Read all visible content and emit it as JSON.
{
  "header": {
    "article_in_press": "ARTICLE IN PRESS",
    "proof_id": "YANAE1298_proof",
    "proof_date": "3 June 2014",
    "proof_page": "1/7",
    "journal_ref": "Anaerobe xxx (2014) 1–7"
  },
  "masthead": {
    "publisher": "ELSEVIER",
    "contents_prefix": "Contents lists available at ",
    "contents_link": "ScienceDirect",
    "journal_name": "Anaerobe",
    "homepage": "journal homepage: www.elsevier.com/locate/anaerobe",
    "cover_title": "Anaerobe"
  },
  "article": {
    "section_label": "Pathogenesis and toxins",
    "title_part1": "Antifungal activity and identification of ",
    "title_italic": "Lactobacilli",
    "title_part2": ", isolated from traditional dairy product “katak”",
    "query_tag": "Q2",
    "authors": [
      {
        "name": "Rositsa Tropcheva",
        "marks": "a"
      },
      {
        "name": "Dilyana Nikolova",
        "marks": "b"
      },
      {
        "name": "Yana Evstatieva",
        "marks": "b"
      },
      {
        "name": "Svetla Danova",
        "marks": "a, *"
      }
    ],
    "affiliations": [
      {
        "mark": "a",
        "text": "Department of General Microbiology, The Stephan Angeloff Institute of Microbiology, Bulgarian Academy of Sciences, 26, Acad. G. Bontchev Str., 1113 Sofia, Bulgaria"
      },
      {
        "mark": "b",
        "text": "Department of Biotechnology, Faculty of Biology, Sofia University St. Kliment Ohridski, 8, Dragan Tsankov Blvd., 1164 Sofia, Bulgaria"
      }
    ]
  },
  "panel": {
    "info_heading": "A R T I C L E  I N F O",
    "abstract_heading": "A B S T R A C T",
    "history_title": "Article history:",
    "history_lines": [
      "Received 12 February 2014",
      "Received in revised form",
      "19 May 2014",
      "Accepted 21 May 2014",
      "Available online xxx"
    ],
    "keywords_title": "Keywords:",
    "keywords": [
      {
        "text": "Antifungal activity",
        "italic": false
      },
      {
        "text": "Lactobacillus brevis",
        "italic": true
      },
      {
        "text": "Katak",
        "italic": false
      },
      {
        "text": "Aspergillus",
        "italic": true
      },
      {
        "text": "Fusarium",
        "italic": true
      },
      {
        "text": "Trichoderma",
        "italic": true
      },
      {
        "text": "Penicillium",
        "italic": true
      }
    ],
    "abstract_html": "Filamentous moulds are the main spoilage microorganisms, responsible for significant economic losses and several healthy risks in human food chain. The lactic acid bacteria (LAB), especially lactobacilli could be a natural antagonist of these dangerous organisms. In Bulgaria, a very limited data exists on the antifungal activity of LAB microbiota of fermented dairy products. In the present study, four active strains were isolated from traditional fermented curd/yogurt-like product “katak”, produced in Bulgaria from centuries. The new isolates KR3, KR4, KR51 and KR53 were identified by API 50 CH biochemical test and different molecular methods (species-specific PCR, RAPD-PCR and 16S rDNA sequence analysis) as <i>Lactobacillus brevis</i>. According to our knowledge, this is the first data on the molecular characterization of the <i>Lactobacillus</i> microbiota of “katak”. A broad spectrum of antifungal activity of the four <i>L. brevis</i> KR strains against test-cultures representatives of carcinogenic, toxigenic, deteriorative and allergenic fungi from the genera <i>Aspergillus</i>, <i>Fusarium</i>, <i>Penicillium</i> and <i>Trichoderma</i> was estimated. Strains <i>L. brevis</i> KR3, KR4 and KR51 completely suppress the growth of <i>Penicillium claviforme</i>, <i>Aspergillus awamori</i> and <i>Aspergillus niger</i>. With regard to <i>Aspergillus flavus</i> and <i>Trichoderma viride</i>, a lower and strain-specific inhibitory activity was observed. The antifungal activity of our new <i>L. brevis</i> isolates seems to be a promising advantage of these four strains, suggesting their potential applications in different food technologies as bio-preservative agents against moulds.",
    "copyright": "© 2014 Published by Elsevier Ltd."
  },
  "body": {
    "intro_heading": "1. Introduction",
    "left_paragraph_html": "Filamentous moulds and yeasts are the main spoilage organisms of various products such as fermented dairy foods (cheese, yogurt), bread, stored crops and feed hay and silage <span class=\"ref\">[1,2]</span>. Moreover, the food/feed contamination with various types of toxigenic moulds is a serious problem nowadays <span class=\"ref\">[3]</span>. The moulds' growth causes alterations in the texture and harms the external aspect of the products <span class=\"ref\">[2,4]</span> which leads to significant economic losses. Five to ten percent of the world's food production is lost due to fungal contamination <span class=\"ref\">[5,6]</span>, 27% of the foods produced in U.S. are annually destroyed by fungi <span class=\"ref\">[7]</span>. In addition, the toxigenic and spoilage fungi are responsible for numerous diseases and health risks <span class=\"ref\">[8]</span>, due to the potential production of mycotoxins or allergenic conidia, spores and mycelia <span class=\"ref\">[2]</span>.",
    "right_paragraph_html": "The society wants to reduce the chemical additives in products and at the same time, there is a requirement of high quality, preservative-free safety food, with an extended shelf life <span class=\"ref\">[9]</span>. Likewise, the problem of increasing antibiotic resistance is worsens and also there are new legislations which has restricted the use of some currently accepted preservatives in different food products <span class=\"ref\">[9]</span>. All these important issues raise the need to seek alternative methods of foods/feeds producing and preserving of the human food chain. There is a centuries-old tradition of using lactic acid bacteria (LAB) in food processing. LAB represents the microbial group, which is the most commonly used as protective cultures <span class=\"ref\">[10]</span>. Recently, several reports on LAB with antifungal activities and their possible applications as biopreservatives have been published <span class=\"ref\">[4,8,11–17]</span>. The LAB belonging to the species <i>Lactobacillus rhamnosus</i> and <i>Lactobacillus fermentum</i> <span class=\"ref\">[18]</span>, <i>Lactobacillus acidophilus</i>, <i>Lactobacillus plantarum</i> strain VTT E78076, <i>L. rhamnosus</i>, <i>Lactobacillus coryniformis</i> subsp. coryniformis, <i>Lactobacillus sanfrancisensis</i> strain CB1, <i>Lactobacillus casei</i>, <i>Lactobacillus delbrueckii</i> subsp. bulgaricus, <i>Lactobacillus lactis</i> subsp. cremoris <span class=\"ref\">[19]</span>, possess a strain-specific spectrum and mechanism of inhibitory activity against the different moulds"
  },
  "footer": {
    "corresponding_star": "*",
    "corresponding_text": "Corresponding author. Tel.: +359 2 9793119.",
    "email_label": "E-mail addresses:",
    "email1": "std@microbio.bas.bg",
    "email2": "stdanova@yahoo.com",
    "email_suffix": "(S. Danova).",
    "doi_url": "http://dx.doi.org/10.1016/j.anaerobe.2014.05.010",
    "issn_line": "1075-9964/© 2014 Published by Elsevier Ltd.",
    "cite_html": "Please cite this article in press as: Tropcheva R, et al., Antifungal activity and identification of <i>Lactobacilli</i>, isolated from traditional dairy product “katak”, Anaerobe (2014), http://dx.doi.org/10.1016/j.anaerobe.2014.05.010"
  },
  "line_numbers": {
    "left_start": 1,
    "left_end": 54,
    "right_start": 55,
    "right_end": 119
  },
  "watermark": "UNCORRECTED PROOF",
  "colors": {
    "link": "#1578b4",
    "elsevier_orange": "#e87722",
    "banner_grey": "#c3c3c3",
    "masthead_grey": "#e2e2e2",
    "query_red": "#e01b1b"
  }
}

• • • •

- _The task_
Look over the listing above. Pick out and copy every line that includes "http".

- _Output for this task_
    "doi_url": "http://dx.doi.org/10.1016/j.anaerobe.2014.05.010",
    "cite_html": "Please cite this article in press as: Tropcheva R, et al., Antifungal activity and identification of <i>Lactobacilli</i>, isolated from traditional dairy product “katak”, Anaerobe (2014), http://dx.doi.org/10.1016/j.anaerobe.2014.05.010"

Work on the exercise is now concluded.